The most common heart diseases include coronary artery disease, cardiac arrest, high blood pressure and stroke. High cholesterol levels are implicated in most heart diseases, and in coronary artery disease (CAD) in particular. CAD affects 18.2 million Americans, and is the leading cause of death among heart diseases. While eighty percent of deaths caused by CAD are adults over 65, managing cholesterol is should be a lifelong project for everyone. According to the CDC, “High blood pressure, high blood cholesterol, and smoking are key risk factors for heart disease. About half of Americans (47%) have at least one of these three risk factors.”

Cholesterol Risk Factors

According to the Web MD website, “[C]holesterol plaques are progressive — meaning they get worse with time. They are also preventable. Nine risk factors are to blame for up to 90% of all heart attacks including:

  • Smoking
  • High cholesterol
  • High blood pressure
  • Diabetes
  • Abdominal obesity (“spare tire”)
  • Stress
  • Not eating many fruits and vegetables
  • Excessive consumption of alcohol — more than one drink per day for women, or more than one or two drinks per day for men
  • Not getting regular physical activity”

Cholesterol Treatment Strategies

Fortunately for seniors and their San Diego home care providers, most of these risk factors are lifestyle-based rather than congenital. While it’s rarely possible to dislodge cholesterol plaque once it’s settled in, it’s very possible to reduce the growth of plaque, and even shrink buildup slightly. Quitting smoking, getting more exercise, eating well, reducing stress and limiting alcohol consumption are all vital to managing cholesterol. These changes can also address conditions like high blood pressure, diabetes and obesity. It’s a win-win! Drugs can also help, like, fibrates, niacin, bile acid sequestrants and statins, which are by far the most prescribed. Statins can’t replace lifestyle changes, or overcome the lifestyle risks, so the best approach to managing cholesterol is using all the tools available.
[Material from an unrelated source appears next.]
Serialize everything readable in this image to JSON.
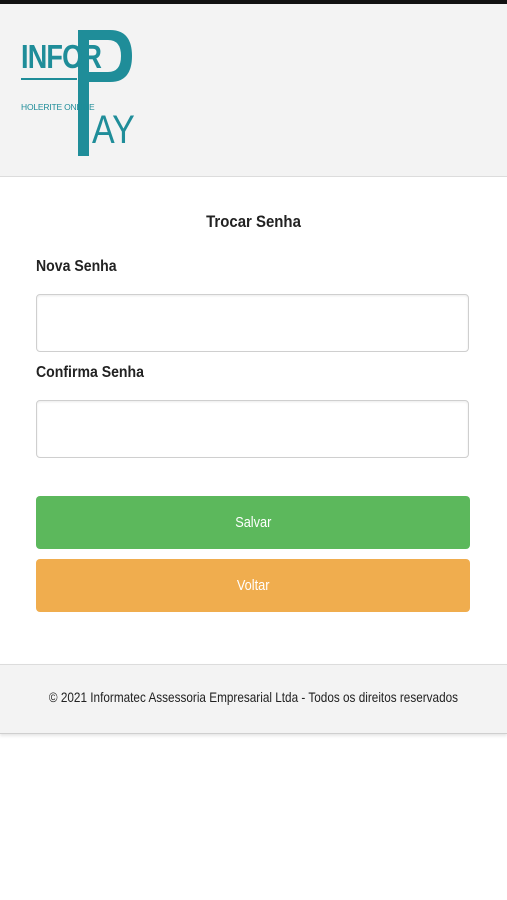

Managing cholesterol levels is important at every age, but seniors and companion caregivers especially need to protect the senior heart. February is a great time to get tested, and to evaluate one’s lifestyle for cholesterol risks.